Paula is the owner of the Three Sisters Boutique located in Oak Harbour Mall, a place she opened nine years ago after a career spent working in a doctor’s office. She plans to be open another month then retire for good and focus on doing volunteer work with women going through treatment.
In her inventory, Paula had 70 brand new prom gowns. “I realized there was no way I could do it [handle the fittings and sales] this year,” she explains. “My daughter-in-law teaches at Coventry High School and got permission for us to set up a Cinderella’s Closet program.
“A lot of the students couldn’t go to the prom because they couldn’t afford a gown. They can cost as much as $200.”
Instead, girls got to choose from among the 70 dresses and everybody could go to the ball, just as Cinderella had. The only condition was the dresses had to be cleaned and returned afterward so they can be used by another set of girls next year.
Paula’s own story comes with a Prince Charming – her husband of nearly 41 years, Bob, whom she started dating in high school – but it also contains an evil curse, a history of breast cancer in her family.
Diagnosed on Sept. 15, 2010, Paula, who turns 60 New Year’s Eve, says she wasn’t surprised.
“My grandmother had it, my aunt had it; my mother had it twice and now she has leukemia.” Paula had melanoma, a form of skin cancer, 10 years ago.
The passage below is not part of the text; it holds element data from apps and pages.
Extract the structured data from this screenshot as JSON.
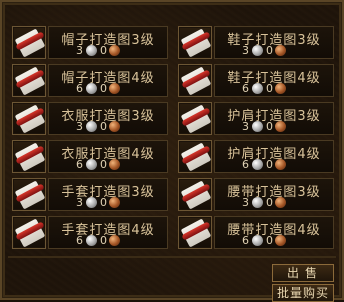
{
  "items": [
    {
      "name": "帽子打造图3级",
      "qty_a": "3",
      "qty_b": "0"
    },
    {
      "name": "鞋子打造图3级",
      "qty_a": "3",
      "qty_b": "0"
    },
    {
      "name": "帽子打造图4级",
      "qty_a": "6",
      "qty_b": "0"
    },
    {
      "name": "鞋子打造图4级",
      "qty_a": "6",
      "qty_b": "0"
    },
    {
      "name": "衣服打造图3级",
      "qty_a": "3",
      "qty_b": "0"
    },
    {
      "name": "护肩打造图3级",
      "qty_a": "3",
      "qty_b": "0"
    },
    {
      "name": "衣服打造图4级",
      "qty_a": "6",
      "qty_b": "0"
    },
    {
      "name": "护肩打造图4级",
      "qty_a": "6",
      "qty_b": "0"
    },
    {
      "name": "手套打造图3级",
      "qty_a": "3",
      "qty_b": "0"
    },
    {
      "name": "腰带打造图3级",
      "qty_a": "3",
      "qty_b": "0"
    },
    {
      "name": "手套打造图4级",
      "qty_a": "6",
      "qty_b": "0"
    },
    {
      "name": "腰带打造图4级",
      "qty_a": "6",
      "qty_b": "0"
    }
  ],
  "buttons": {
    "sell": "出售",
    "bulk_buy": "批量购买"
  },
  "icons": {
    "item": "scroll-icon",
    "currency_a": "silver-coin-icon",
    "currency_b": "copper-coin-icon"
  }
}
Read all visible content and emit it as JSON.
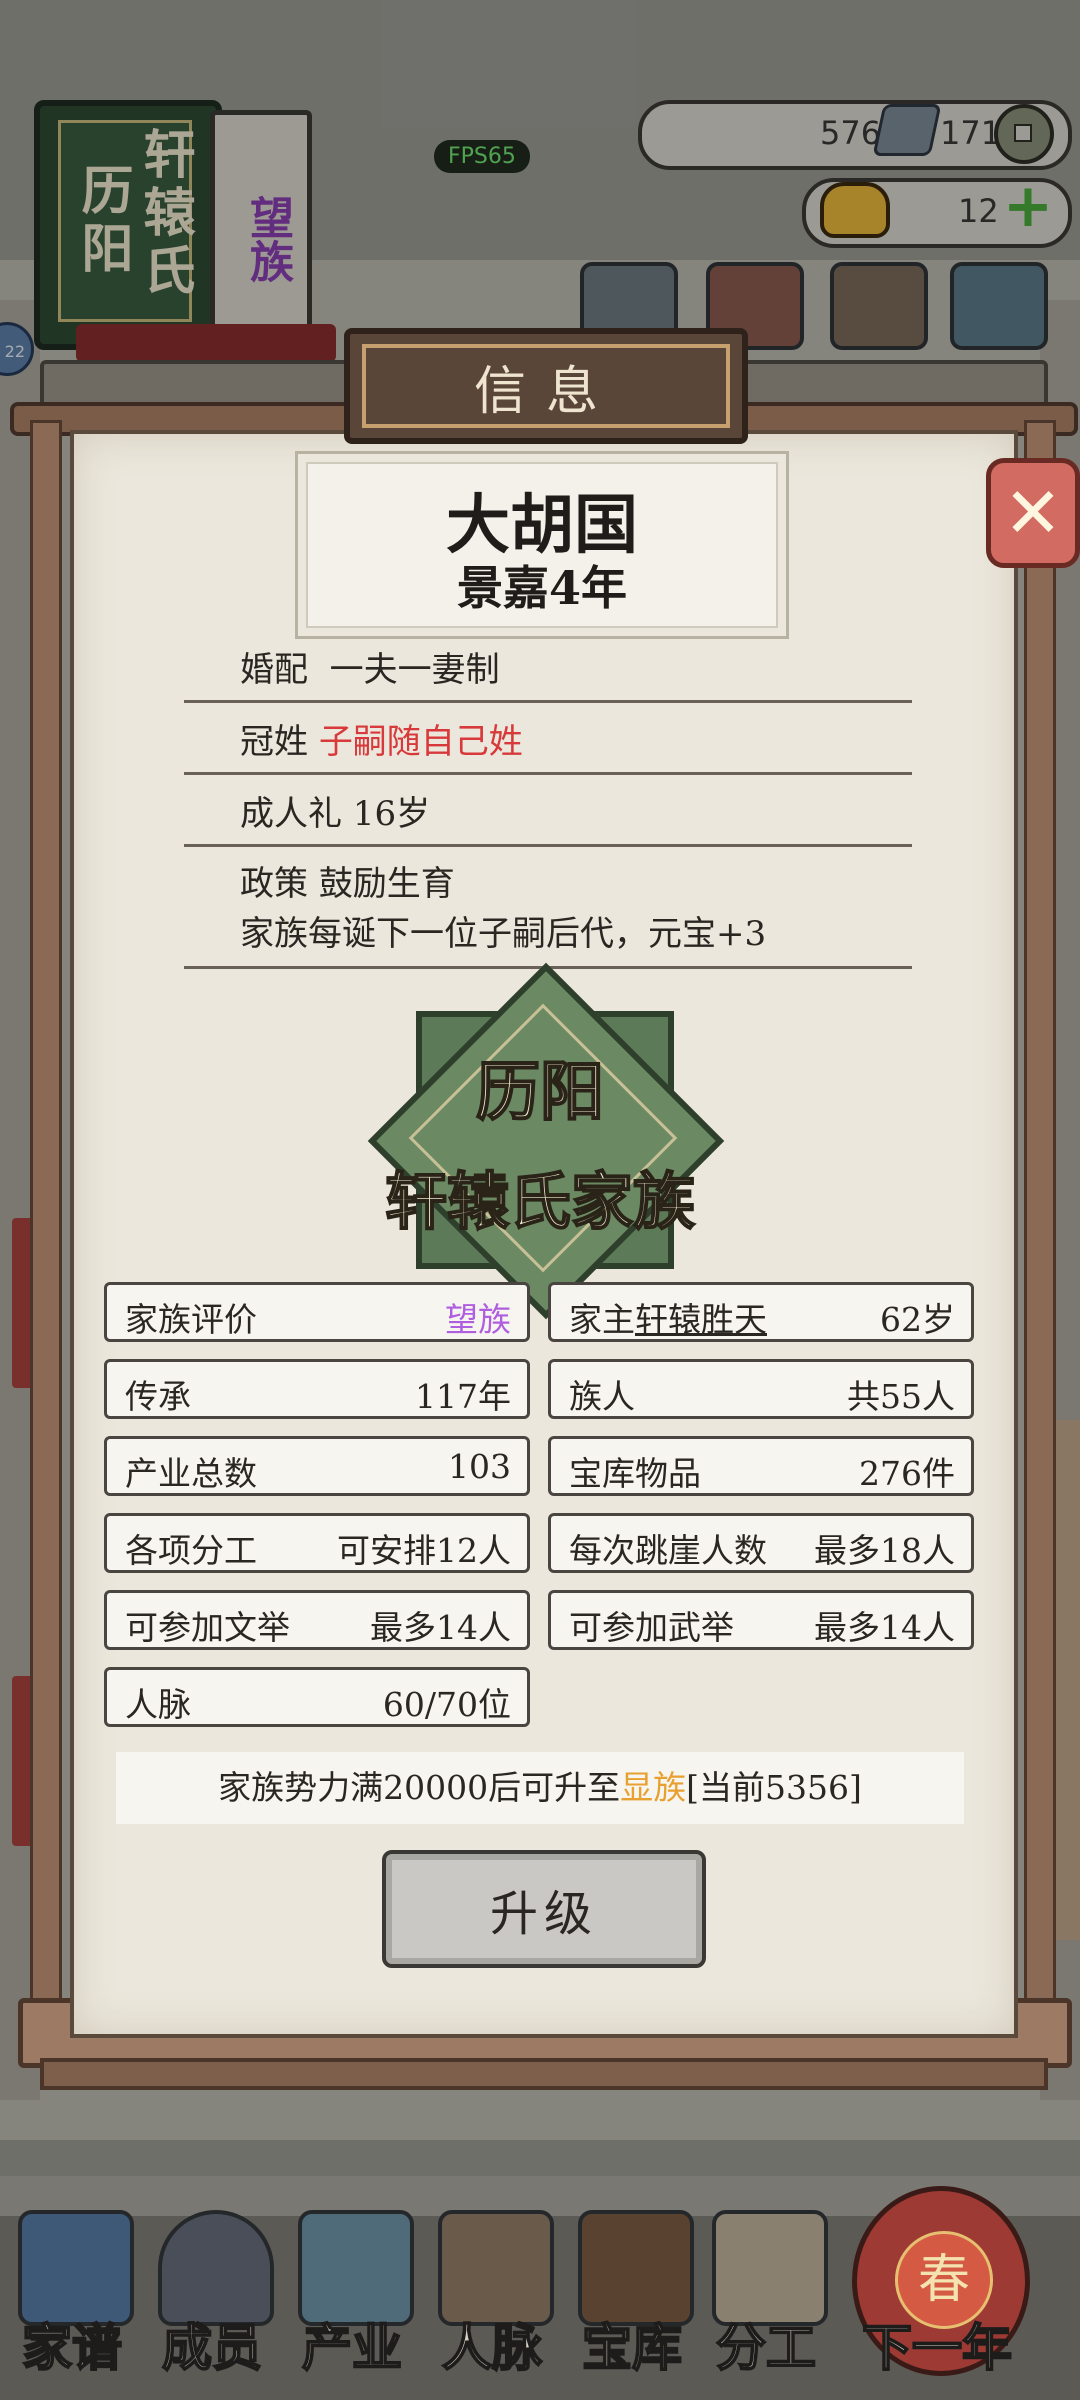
{
  "hud": {
    "family_book": {
      "place": "历阳",
      "clan": "轩辕氏",
      "rank": "望族"
    },
    "fps": "FPS65",
    "silver": "576",
    "coins": "171",
    "gold": "12",
    "edge_badge": "22"
  },
  "panel": {
    "title": "信息",
    "close_glyph": "✕",
    "nation": {
      "name": "大胡国",
      "era": "景嘉4年"
    },
    "policies": [
      {
        "label": "婚配",
        "value": "一夫一妻制"
      },
      {
        "label": "冠姓",
        "value": "子嗣随自己姓"
      },
      {
        "label": "成人礼",
        "value": "16岁"
      },
      {
        "label": "政策",
        "value": "鼓励生育",
        "desc": "家族每诞下一位子嗣后代，元宝+3"
      }
    ],
    "emblem": {
      "place": "历阳",
      "clan": "轩辕氏家族"
    },
    "stats": {
      "rating": {
        "label": "家族评价",
        "value": "望族"
      },
      "head": {
        "label": "家主",
        "name": "轩辕胜天",
        "value": "62岁"
      },
      "heritage": {
        "label": "传承",
        "value": "117年"
      },
      "members": {
        "label": "族人",
        "value": "共55人"
      },
      "industry": {
        "label": "产业总数",
        "value": "103"
      },
      "treasury": {
        "label": "宝库物品",
        "value": "276件"
      },
      "labor": {
        "label": "各项分工",
        "value": "可安排12人"
      },
      "cliff": {
        "label": "每次跳崖人数",
        "value": "最多18人"
      },
      "civil_exam": {
        "label": "可参加文举",
        "value": "最多14人"
      },
      "military_exam": {
        "label": "可参加武举",
        "value": "最多14人"
      },
      "network": {
        "label": "人脉",
        "value": "60/70位"
      }
    },
    "upgrade_note": {
      "pre": "家族势力满20000后可升至",
      "rank": "显族",
      "post": "[当前5356]"
    },
    "upgrade_button": "升级"
  },
  "nav": {
    "items": [
      "家谱",
      "成员",
      "产业",
      "人脉",
      "宝库",
      "分工",
      "下一年"
    ],
    "lantern": "春"
  },
  "colors": {
    "panel_bg": "#ebe7dc",
    "red_text": "#d8393a",
    "purple_text": "#b05ee0",
    "orange_text": "#e8a030",
    "emblem_green": "#6b8a63"
  }
}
The tumor was detected during a routine gynecologic checkup. “My doctor noticed it and even though I already had a mammogram scheduled, she didn’t want me to wait.” After the initial screening, Paula underwent an ultrasound, biopsy and an MRI. She began chemotherapy on Oct. 13 and finished in March.
“I lost my hair after the third week,” she recalls. “I buzzed my own head. I waited till everyone was gone in case I cried.”
Paula says her husband went with her to every single chemo treatment and “the fact that he was there” meant everything.
In April, she had a partial mastectomy and three lymph nodes were removed during surgery at the Rhode Island Hospital Comprehensive Cancer Center. Three weeks later she embarked on 33 radiation treatments.
Paula had her first follow-up mammogram Oct. 5; it was clear.
She laughs, saying she got through the ordeal with “a lot of shopping” and is now engaged in keeping fit by participating in the national Live Strong exercise program sponsored by the Lance Armstrong Foundation.
“It feels great,” she says. “It’s women and men cancer survivors. We use all the [cardio] machines.”
Paula states, “If anyone had told me what I’d be going through I would never have believed I could do it. But you do. Life goes on but it’s difficult.
“Where I am now compared to where I was a year ago has been a journey but I’ve survived it. I’ve learned to really appreciate my family. They rallied so quickly; my sister and sister-in-law took turns driving me [to radiation therapy] every single morning. My family and friends have been incredible.”
She does not call her experience a battle, choosing instead to say she simply takes life one day at a time. But she has long-range plans involving her 12-year-old granddaughter.
“I’m going to dance at her wedding,” she says.
Martha Smith is an award-winning journalist and author. Retired, she is an independent contractor for SRIN and can be reached at firstname.lastname@example.org .